Speaking of Dave Camp’s tax reform plan, it’s out now. It may be DOA, but it’s out. In a nutshell, it reduces rates, reduces the number of tax brackets, and increases both the standard deduction and the child tax credit. As a result, many fewer people would have to file 1040 long forms. To make up for this, Camp proposes limiting or eliminating a raft of deductions and tax breaks. Here’s my favorite:
- Preventing makers of violent video games from qualifying for the R&D tax credit.
Boo-yah! That’s the way to play culture war politics in a boring tax reform proposal. There are also references to “Wall Street tycoons”—not a phrase you normally hear from a Republican—and a proposal to end tax breaks that allow university presidents to live in mansions tax free. Populism!

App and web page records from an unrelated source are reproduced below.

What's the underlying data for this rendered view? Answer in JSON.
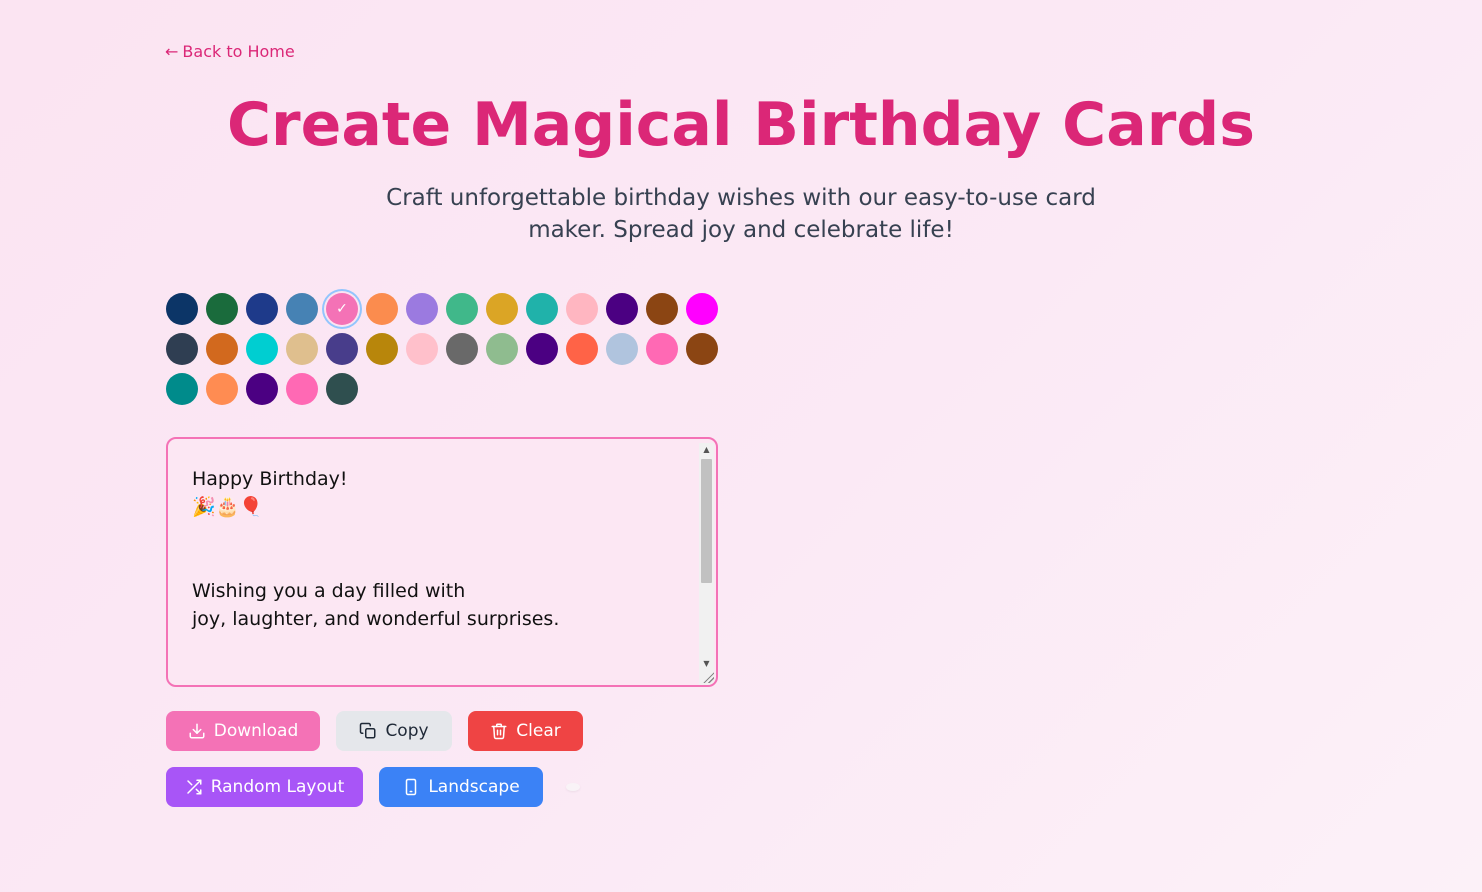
{
  "nav": {
    "back_arrow": "←",
    "back_label": "Back to Home"
  },
  "header": {
    "title": "Create Magical Birthday Cards",
    "subtitle": "Craft unforgettable birthday wishes with our easy-to-use card maker. Spread joy and celebrate life!"
  },
  "palette": {
    "selected_index": 4,
    "colors": [
      "#0c3567",
      "#1a6b3c",
      "#1e3a8a",
      "#4682b4",
      "#f472b6",
      "#fb8c4e",
      "#9b7ae0",
      "#40b88a",
      "#dba525",
      "#20b2aa",
      "#ffb6c1",
      "#4b0082",
      "#8b4513",
      "#ff00ff",
      "#2f3e52",
      "#d2691e",
      "#00ced1",
      "#dfbf8e",
      "#483d8b",
      "#b8860b",
      "#ffc0cb",
      "#696969",
      "#8fbc8f",
      "#4b0082",
      "#ff6347",
      "#b0c4de",
      "#ff69b4",
      "#8b4513",
      "#008b8b",
      "#ff8c52",
      "#4b0082",
      "#ff69b4",
      "#2f4f4f"
    ]
  },
  "editor": {
    "text": "Happy Birthday!\n🎉🎂🎈\n\n\nWishing you a day filled with\njoy, laughter, and wonderful surprises."
  },
  "actions": {
    "download": "Download",
    "copy": "Copy",
    "clear": "Clear",
    "random_layout": "Random Layout",
    "landscape": "Landscape"
  }
}
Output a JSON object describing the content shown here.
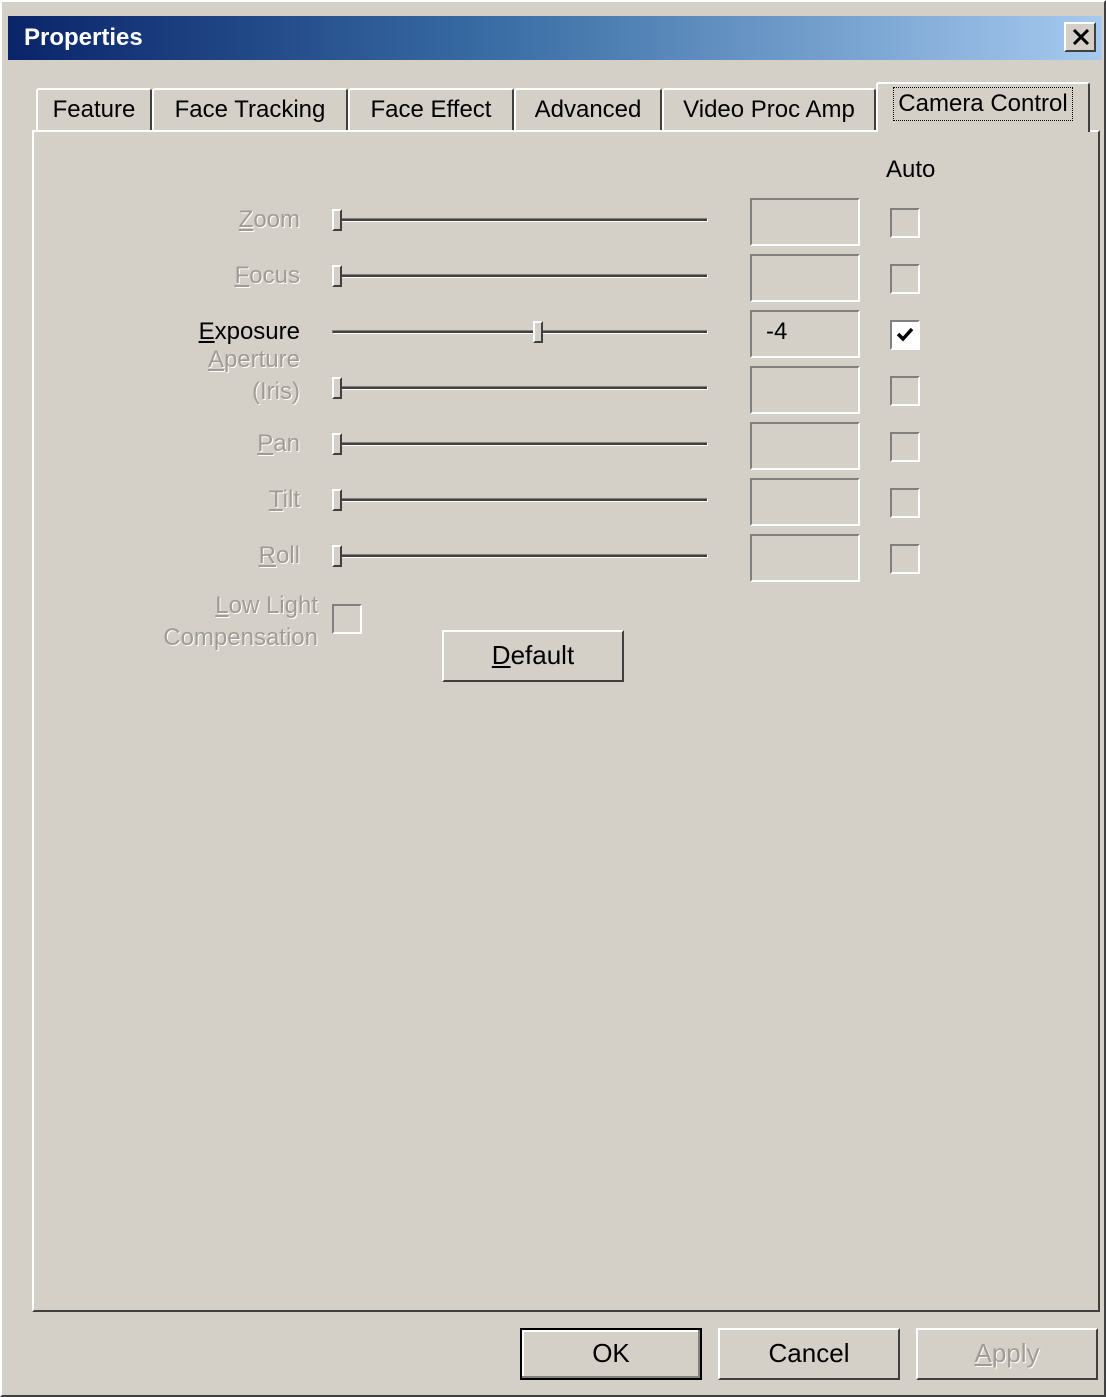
{
  "window": {
    "title": "Properties",
    "close_glyph": "✕"
  },
  "tabs": [
    {
      "label": "Feature",
      "active": false
    },
    {
      "label": "Face Tracking",
      "active": false
    },
    {
      "label": "Face Effect",
      "active": false
    },
    {
      "label": "Advanced",
      "active": false
    },
    {
      "label": "Video Proc Amp",
      "active": false
    },
    {
      "label": "Camera Control",
      "active": true
    }
  ],
  "auto_header": "Auto",
  "controls": [
    {
      "label_pre": "",
      "label_ul": "Z",
      "label_post": "oom",
      "label2": "",
      "enabled": false,
      "value": "",
      "auto": false,
      "slider_position": 0.0
    },
    {
      "label_pre": "",
      "label_ul": "F",
      "label_post": "ocus",
      "label2": "",
      "enabled": false,
      "value": "",
      "auto": false,
      "slider_position": 0.0
    },
    {
      "label_pre": "",
      "label_ul": "E",
      "label_post": "xposure",
      "label2": "",
      "enabled": true,
      "value": "-4",
      "auto": true,
      "slider_position": 0.55
    },
    {
      "label_pre": "",
      "label_ul": "A",
      "label_post": "perture",
      "label2": "(Iris)",
      "enabled": false,
      "value": "",
      "auto": false,
      "slider_position": 0.0
    },
    {
      "label_pre": "",
      "label_ul": "P",
      "label_post": "an",
      "label2": "",
      "enabled": false,
      "value": "",
      "auto": false,
      "slider_position": 0.0
    },
    {
      "label_pre": "",
      "label_ul": "T",
      "label_post": "ilt",
      "label2": "",
      "enabled": false,
      "value": "",
      "auto": false,
      "slider_position": 0.0
    },
    {
      "label_pre": "",
      "label_ul": "R",
      "label_post": "oll",
      "label2": "",
      "enabled": false,
      "value": "",
      "auto": false,
      "slider_position": 0.0
    }
  ],
  "low_light": {
    "label_ul": "L",
    "label_post": "ow Light",
    "label2": "Compensation",
    "checked": false
  },
  "default_button": {
    "label_ul": "D",
    "label_post": "efault"
  },
  "footer": {
    "ok": "OK",
    "cancel": "Cancel",
    "apply_ul": "A",
    "apply_post": "pply"
  },
  "icons": {
    "close": "close-icon",
    "check": "checkmark-icon"
  }
}
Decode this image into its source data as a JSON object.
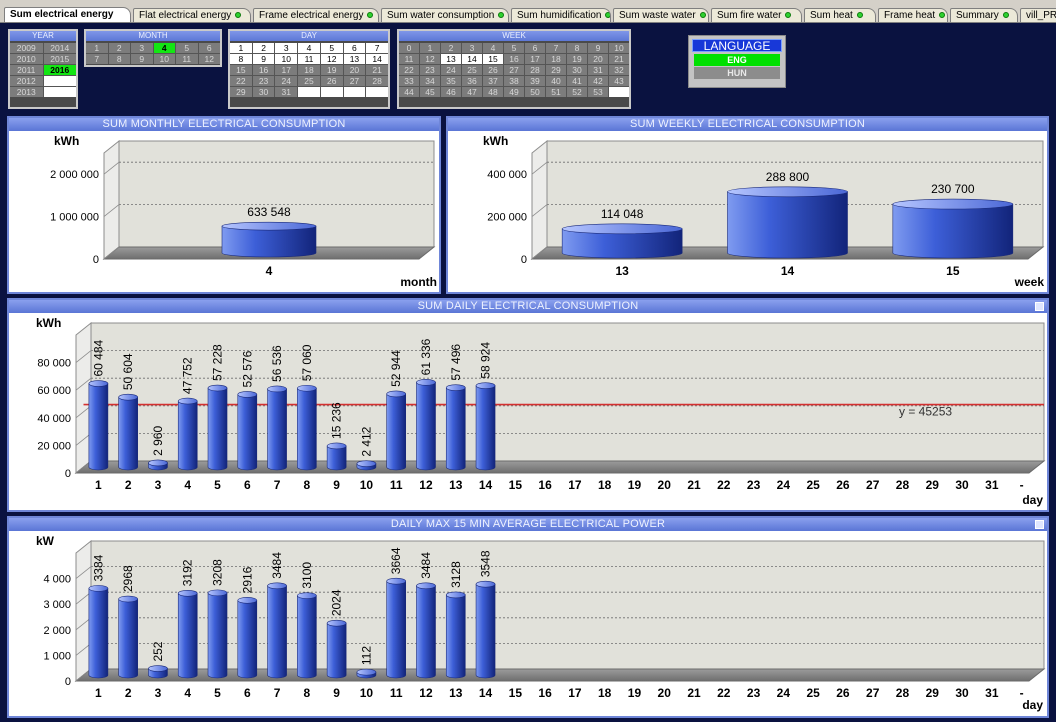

Joking aside, I’ll give Camp credit for going after a long laundry list of very specific deductions. On the other hand, he also appears to finance his plan partly through an effective cut in the Earned Income Tax Credit. I can’t say that for sure without more details, but it sure looks that way on first inspection. The plan also “consolidates” higher education tax breaks, which might be a good idea, though it’s hard to tell without more details. If it’s just an excuse to reduce financial aid, it’s not so good.
There’s also a proposal for a small change to the mortgage interest deduction—a brave act even if it’s fairly paltry—and a proposal to partially end the carried interest loophole. Camp also proposes a 0.035 percent tax on big banks, which is probably a good idea. Camp repeals the AMT, which is a great idea, and funds it by eliminating the tax deduction for state and local taxes. This is a longtime favorite of conservatives because, as Camp says, “This deduction redistributes wealth to big-government, high-tax states from small-government, low-tax states.” In other words, it benefits blue states more than red states, so why not get rid of it?
He also wants to get rid of the NFL’s tax exemption. Sounds good to me.
Camp’s plan is long and includes upwards of a hundred specific tax deductions that he wants to reform or eliminate. There are enough caveats that it’s hard to tell exactly how far his proposals go, but again, kudos to him for making specific proposals at all. His plan may be DOA precisely because he was so specific, but kudos anyway. I’ll be interested in following the reaction as everyone figures out just whose ox would be gored by his various bullet points. Should be fun.